All about laser hair removal. The truth, the misconceptions and the side effects.




Many of us have thought about getting laser hair removal at some time in our lives. When the technology first came out it was very expensive and seemed to be a luxury for the very rich or people willing to go into debt for a very long time. The only problem with that was they were still paying for the treatments and their hair was starting to grow back.

Laser hair removal in it's infancy was effective but not permanent. It also had a lot of scary side effects, like burning and peeling. But with the improvements in the lasers themselves and operator training, these side effects have been greatly diminished. The hair removal has become more effective and longer lasting.




How does laser hair removal work?

Laser hair removal is the use of laser energy to produce long-term hair reduction, not permanent. The laser produces heat in the hair, which is transferred to the hair follicle, which in-turn produces inflammation, and this inflammation sends a signal to the hair follicle to go into the resting phase.Although laser hair removal is often billed as permanent, a 50 percent to 70 percent reduction after three treatments, performed six weeks apart, is more realistic.

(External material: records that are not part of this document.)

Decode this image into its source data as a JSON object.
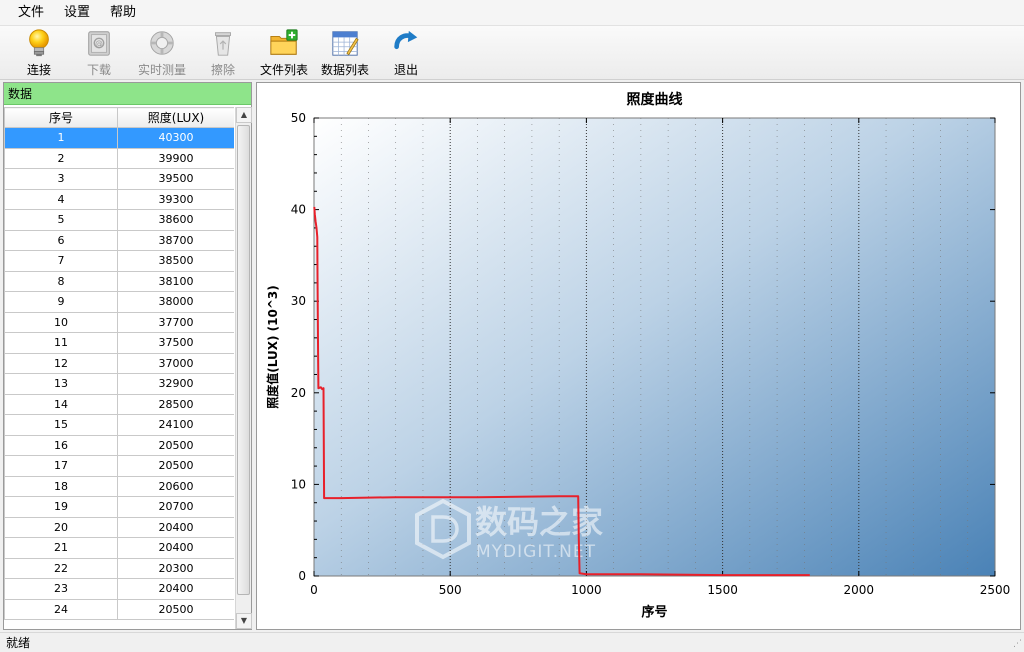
{
  "menu": {
    "items": [
      "文件",
      "设置",
      "帮助"
    ]
  },
  "toolbar": {
    "buttons": [
      {
        "label": "连接",
        "icon": "bulb-icon",
        "enabled": true
      },
      {
        "label": "下载",
        "icon": "safe-icon",
        "enabled": false
      },
      {
        "label": "实时测量",
        "icon": "lifebuoy-icon",
        "enabled": false
      },
      {
        "label": "擦除",
        "icon": "recycle-bin-icon",
        "enabled": false
      },
      {
        "label": "文件列表",
        "icon": "folder-add-icon",
        "enabled": true
      },
      {
        "label": "数据列表",
        "icon": "calendar-icon",
        "enabled": true
      },
      {
        "label": "退出",
        "icon": "exit-arrow-icon",
        "enabled": true
      }
    ]
  },
  "data_panel": {
    "title": "数据",
    "columns": [
      "序号",
      "照度(LUX)"
    ],
    "rows": [
      [
        "1",
        "40300"
      ],
      [
        "2",
        "39900"
      ],
      [
        "3",
        "39500"
      ],
      [
        "4",
        "39300"
      ],
      [
        "5",
        "38600"
      ],
      [
        "6",
        "38700"
      ],
      [
        "7",
        "38500"
      ],
      [
        "8",
        "38100"
      ],
      [
        "9",
        "38000"
      ],
      [
        "10",
        "37700"
      ],
      [
        "11",
        "37500"
      ],
      [
        "12",
        "37000"
      ],
      [
        "13",
        "32900"
      ],
      [
        "14",
        "28500"
      ],
      [
        "15",
        "24100"
      ],
      [
        "16",
        "20500"
      ],
      [
        "17",
        "20500"
      ],
      [
        "18",
        "20600"
      ],
      [
        "19",
        "20700"
      ],
      [
        "20",
        "20400"
      ],
      [
        "21",
        "20400"
      ],
      [
        "22",
        "20300"
      ],
      [
        "23",
        "20400"
      ],
      [
        "24",
        "20500"
      ]
    ],
    "selected_row": 0
  },
  "chart_data": {
    "type": "line",
    "title": "照度曲线",
    "xlabel": "序号",
    "ylabel": "照度值(LUX) (10^3)",
    "xlim": [
      0,
      2500
    ],
    "ylim": [
      0,
      50
    ],
    "xticks": [
      0,
      500,
      1000,
      1500,
      2000,
      2500
    ],
    "yticks": [
      0,
      10,
      20,
      30,
      40,
      50
    ],
    "grid": true,
    "series": [
      {
        "color": "#e8202a",
        "x": [
          1,
          3,
          6,
          9,
          12,
          13,
          14,
          15,
          16,
          25,
          30,
          35,
          37,
          40,
          100,
          300,
          600,
          900,
          970,
          972,
          975,
          1000,
          1200,
          1500,
          1820
        ],
        "y": [
          40.3,
          39.5,
          38.7,
          38.0,
          37.0,
          32.9,
          28.5,
          24.1,
          20.5,
          20.6,
          20.4,
          20.5,
          8.5,
          8.5,
          8.5,
          8.6,
          8.6,
          8.7,
          8.7,
          4.0,
          0.3,
          0.2,
          0.2,
          0.1,
          0.1
        ]
      }
    ]
  },
  "watermark": {
    "brand": "数码之家",
    "url": "MYDIGIT.NET"
  },
  "status": {
    "text": "就绪"
  },
  "colors": {
    "header_green": "#8ee48a",
    "selection_blue": "#3399ff",
    "curve_red": "#e8202a"
  }
}
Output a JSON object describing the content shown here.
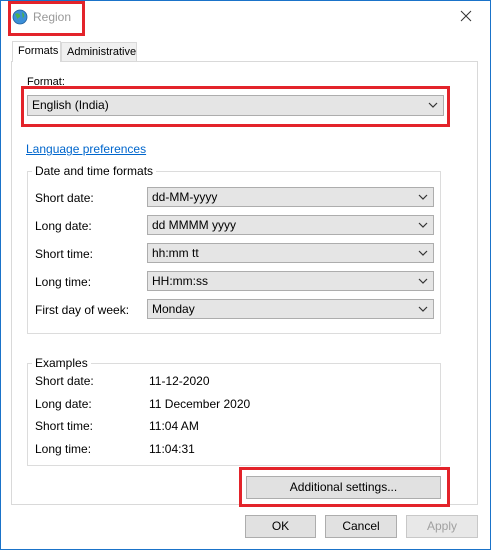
{
  "window": {
    "title": "Region"
  },
  "tabs": [
    {
      "label": "Formats"
    },
    {
      "label": "Administrative"
    }
  ],
  "format": {
    "label": "Format:",
    "selected": "English (India)"
  },
  "language_link": "Language preferences",
  "date_time_formats": {
    "title": "Date and time formats",
    "rows": [
      {
        "label": "Short date:",
        "value": "dd-MM-yyyy"
      },
      {
        "label": "Long date:",
        "value": "dd MMMM yyyy"
      },
      {
        "label": "Short time:",
        "value": "hh:mm tt"
      },
      {
        "label": "Long time:",
        "value": "HH:mm:ss"
      },
      {
        "label": "First day of week:",
        "value": "Monday"
      }
    ]
  },
  "examples": {
    "title": "Examples",
    "rows": [
      {
        "label": "Short date:",
        "value": "11-12-2020"
      },
      {
        "label": "Long date:",
        "value": "11 December 2020"
      },
      {
        "label": "Short time:",
        "value": "11:04 AM"
      },
      {
        "label": "Long time:",
        "value": "11:04:31"
      }
    ]
  },
  "buttons": {
    "additional": "Additional settings...",
    "ok": "OK",
    "cancel": "Cancel",
    "apply": "Apply"
  },
  "colors": {
    "highlight": "#e3232a",
    "link": "#0066cc",
    "frame": "#1a73c9"
  },
  "icons": {
    "title": "globe-icon",
    "close": "close-icon",
    "dropdown": "chevron-down-icon"
  }
}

The tricky part of laser hair removal is targeting the hair shaft without damaging the melanin pigment in the surface of the skin. The darker a patient’s skin, the more difficult it is to avoid injuring the surface of the skin while treating the hair. For this reason, there are three main types of hair removal lasers that are used today, and depending on the thickness of the hair and the color of the skin, one laser may provide benefits as compared to another.

What if I have darker skin?

Patients with very dark skin need to have faith in the person performing the laser treatment. Because people with darker skin have a lot more melanin, their skin can be easily damaged and scarred by lasers. Practitioners should be using lasers with the longest wavelength of light. This is because melanin is designed to absorb short wavelengths of light such as UV Light, and the ability of melanin to absorb light decreases as you go to longer and longer wavelengths, thereby decreasing risk to darker skin. Melanin will still absorb the longer wavelength reasonably well, even at very long wavelengths. Do your homework and find the right practitioner for you. Get referrals. The more experienced, the better the result.

Does it hurt?

The first time hurts. I won't lie. It feels as though tiny elastic bands are being slapped repeatedly against your skin. The darker and thicker the hair the worse it hurts. It is relatively quick so I thought it was definitely worth the pain. The second time hurt as well, but by the third treatment I only felt a "snap" when the laser would hit a dark black hair. By the third treatment I had very few of those. I would liken the sensation to waxing. If you have waxed the area before, it will feel about the same amount of pain the first time, however the laser pain subsides a lot faster.

Some places will give you a topical cream to numb the area you are treating. I personally did not use this option. If there was any burning I wanted to be able to feel it so I could tell them to stop so as to not be permanently damaged. I was also told it may alter the effectiveness of the laser.

But obviously we all have a different pain tolerance and different areas of the body hurt more than others so it would be relative to the individual.

How many treatments will I need?

People usually don't need more than three or four treatments. However, if it is an area that you normally pluck or wax, you may need a few more. Another reason for extra sessions is if you have a hormonal imbalance. Six is usually the max and you can probably expect to have an additional "maintenance" session once a year.

What are the risks?

Redness and swelling. I personally experienced redness and swelling for a couple of hours after. By the next morning you couldn't tell I had anything done. An ice pack would help this.

Scarring. This is the scariest one to me. The more pigment in your skin the greater risk there is of scarring. I am told that the risk is still relatively small but it is still a risk. Find an experienced practitioner. Check their training, and experience.

Darkening of the skin. This is usually a temporary condition but in rare instances it may be permanent.

Lightening of the skin. This is a concern for people who have darker skin. I actually had this occur to me but it was a couple of moles that had lightened and it wasn't permanent.